*TRY IT*.
Keep every line in which "image" occurs and drop the rest of the data.

###

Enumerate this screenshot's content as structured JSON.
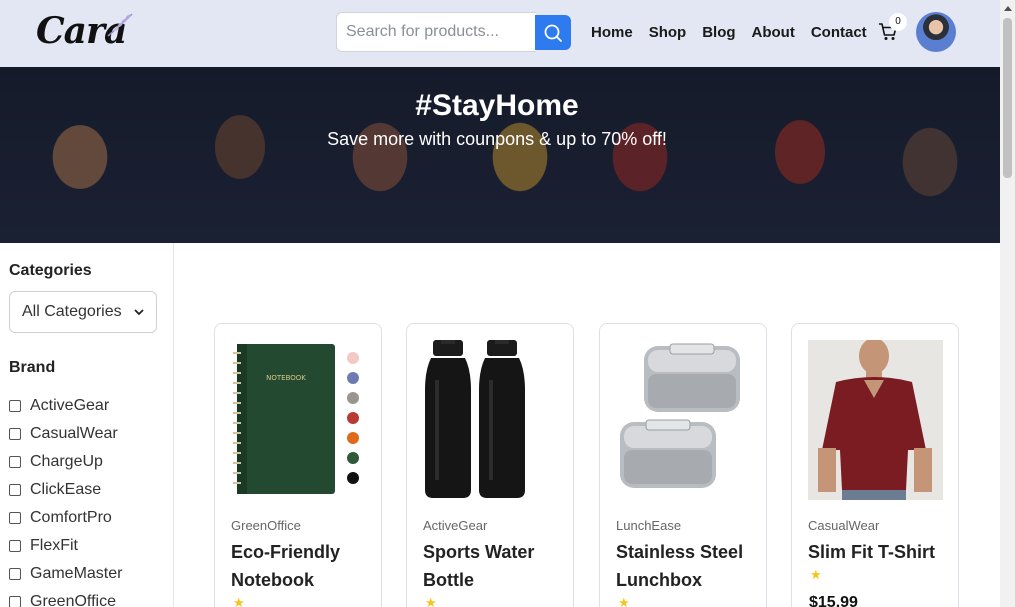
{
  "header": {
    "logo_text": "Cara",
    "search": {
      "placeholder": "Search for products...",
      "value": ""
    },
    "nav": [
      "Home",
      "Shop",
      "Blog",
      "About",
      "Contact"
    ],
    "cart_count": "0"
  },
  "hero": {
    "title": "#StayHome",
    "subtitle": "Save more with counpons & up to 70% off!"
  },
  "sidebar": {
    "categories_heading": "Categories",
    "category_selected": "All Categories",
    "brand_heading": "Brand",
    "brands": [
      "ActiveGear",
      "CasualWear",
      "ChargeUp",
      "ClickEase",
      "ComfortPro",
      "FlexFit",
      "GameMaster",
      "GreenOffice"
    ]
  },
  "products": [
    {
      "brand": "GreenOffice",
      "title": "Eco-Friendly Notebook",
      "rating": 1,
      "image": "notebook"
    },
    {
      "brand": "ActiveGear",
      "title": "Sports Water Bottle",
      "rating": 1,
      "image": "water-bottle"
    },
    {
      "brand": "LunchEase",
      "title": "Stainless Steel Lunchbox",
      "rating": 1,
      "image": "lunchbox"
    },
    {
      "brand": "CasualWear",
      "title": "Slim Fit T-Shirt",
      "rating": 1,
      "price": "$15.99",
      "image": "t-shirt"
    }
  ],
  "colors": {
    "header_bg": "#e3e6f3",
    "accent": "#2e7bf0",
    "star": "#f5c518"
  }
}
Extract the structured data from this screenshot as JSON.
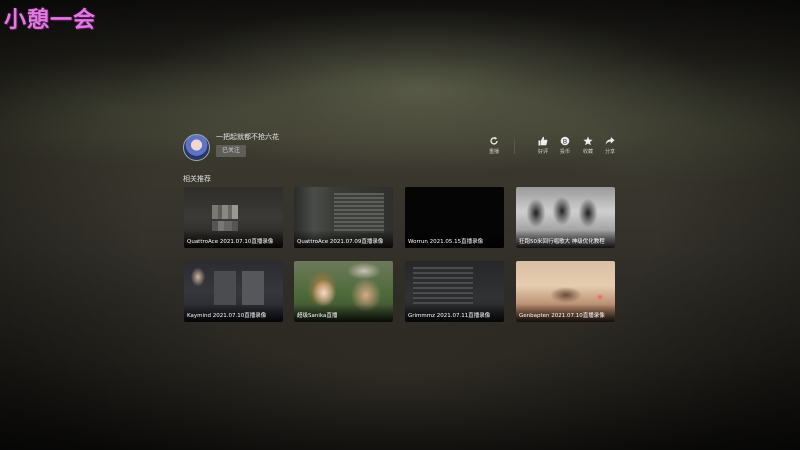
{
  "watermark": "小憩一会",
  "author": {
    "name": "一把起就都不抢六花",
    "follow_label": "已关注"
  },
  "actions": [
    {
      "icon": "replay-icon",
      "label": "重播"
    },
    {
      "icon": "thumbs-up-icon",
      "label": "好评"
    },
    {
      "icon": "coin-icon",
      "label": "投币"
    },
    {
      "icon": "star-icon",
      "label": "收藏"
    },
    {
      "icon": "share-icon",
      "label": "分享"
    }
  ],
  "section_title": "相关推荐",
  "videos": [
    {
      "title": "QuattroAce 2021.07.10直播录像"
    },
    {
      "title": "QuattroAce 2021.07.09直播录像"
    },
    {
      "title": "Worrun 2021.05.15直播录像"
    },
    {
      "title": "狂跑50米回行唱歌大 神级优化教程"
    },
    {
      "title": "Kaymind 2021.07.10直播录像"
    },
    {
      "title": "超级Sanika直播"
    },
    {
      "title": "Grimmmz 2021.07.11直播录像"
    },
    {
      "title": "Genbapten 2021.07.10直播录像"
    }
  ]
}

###

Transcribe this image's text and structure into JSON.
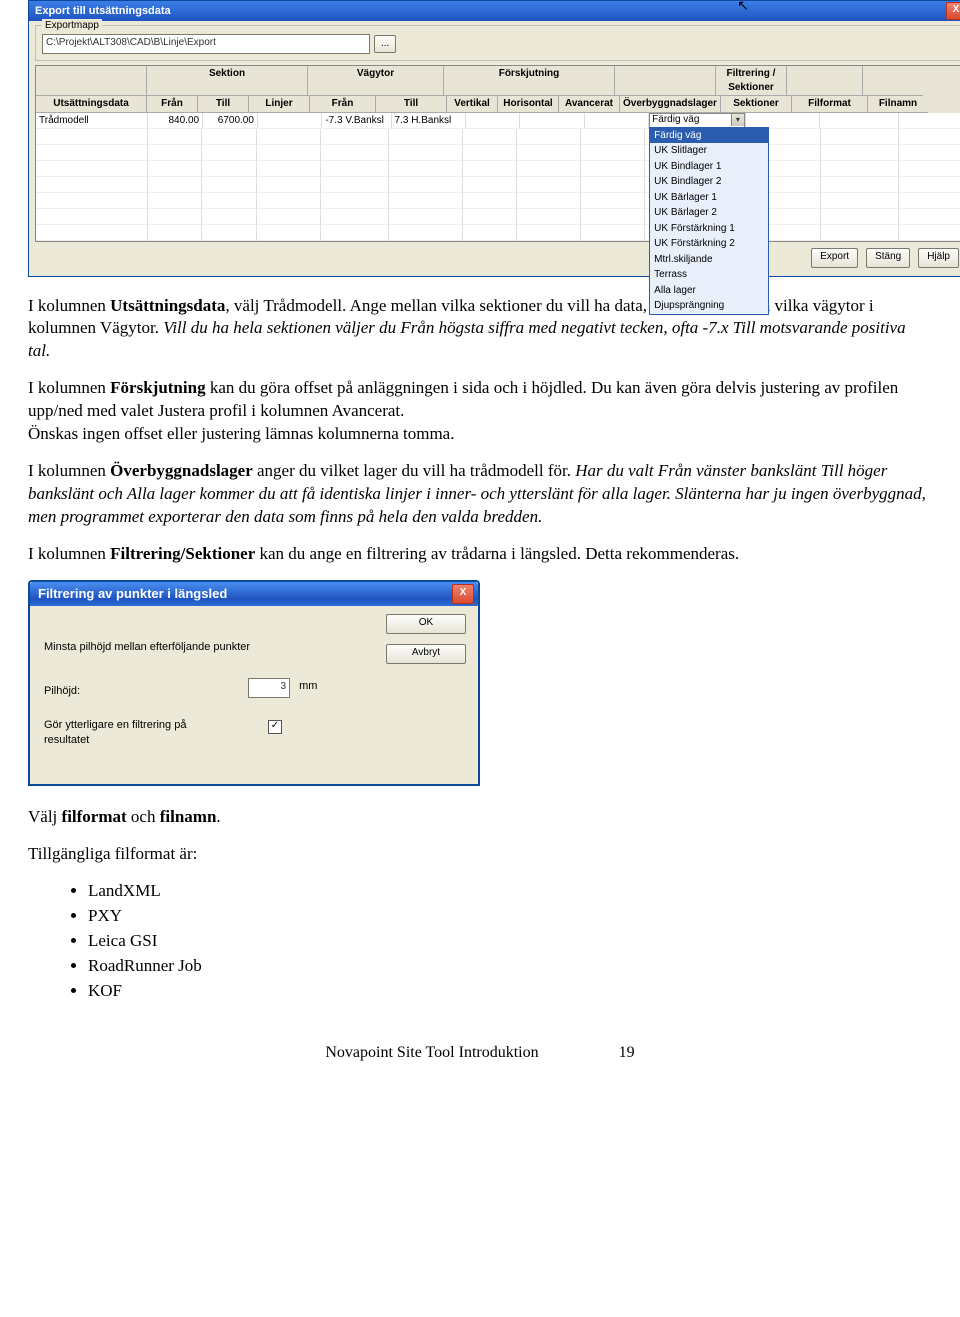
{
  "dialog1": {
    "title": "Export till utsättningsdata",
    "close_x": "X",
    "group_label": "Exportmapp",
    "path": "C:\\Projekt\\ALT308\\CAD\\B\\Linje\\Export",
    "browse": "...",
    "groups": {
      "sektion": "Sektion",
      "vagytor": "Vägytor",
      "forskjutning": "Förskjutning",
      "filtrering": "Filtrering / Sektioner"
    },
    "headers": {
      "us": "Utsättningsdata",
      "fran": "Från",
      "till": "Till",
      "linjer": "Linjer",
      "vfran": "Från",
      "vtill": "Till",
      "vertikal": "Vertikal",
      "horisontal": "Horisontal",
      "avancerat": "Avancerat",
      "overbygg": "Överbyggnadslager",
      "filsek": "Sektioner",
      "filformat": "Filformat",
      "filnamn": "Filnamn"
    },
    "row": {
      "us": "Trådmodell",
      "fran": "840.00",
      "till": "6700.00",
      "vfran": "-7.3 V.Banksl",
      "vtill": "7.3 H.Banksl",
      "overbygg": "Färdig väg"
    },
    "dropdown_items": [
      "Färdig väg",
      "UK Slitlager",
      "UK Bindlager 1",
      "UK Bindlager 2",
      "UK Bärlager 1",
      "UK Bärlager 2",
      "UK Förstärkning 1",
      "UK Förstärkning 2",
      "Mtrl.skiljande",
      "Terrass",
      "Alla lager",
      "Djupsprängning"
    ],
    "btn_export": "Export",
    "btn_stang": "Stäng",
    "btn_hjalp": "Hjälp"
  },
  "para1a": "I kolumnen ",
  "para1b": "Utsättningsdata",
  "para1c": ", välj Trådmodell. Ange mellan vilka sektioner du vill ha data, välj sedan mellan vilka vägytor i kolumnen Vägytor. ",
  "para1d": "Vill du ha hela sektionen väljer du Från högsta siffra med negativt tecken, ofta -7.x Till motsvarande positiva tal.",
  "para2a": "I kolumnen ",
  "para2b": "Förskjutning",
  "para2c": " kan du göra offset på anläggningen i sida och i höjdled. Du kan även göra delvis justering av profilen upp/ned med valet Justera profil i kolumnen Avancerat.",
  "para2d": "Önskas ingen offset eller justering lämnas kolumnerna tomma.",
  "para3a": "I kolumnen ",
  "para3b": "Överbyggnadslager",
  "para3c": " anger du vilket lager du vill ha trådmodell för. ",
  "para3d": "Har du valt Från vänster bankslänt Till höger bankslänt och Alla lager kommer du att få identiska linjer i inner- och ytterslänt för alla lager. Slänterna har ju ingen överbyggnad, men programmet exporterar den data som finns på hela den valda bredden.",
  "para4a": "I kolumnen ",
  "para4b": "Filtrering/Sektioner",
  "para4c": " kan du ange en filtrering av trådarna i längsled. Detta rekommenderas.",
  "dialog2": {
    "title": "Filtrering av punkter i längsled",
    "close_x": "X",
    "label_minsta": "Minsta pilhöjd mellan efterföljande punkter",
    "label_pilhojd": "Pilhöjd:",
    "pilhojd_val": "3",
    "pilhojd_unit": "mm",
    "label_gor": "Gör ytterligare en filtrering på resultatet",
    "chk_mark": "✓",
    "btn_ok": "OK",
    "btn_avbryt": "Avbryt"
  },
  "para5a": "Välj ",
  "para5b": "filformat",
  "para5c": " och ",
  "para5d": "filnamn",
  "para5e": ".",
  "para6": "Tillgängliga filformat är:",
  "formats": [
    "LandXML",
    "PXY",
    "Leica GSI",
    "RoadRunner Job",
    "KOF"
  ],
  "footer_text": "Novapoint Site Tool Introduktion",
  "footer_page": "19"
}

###

*TASK SOLUTION*.
      "image": "notebook"
      "image": "water-bottle"
      "image": "lunchbox"
      "image": "t-shirt"
Transcribe this image's text and structure into JSON.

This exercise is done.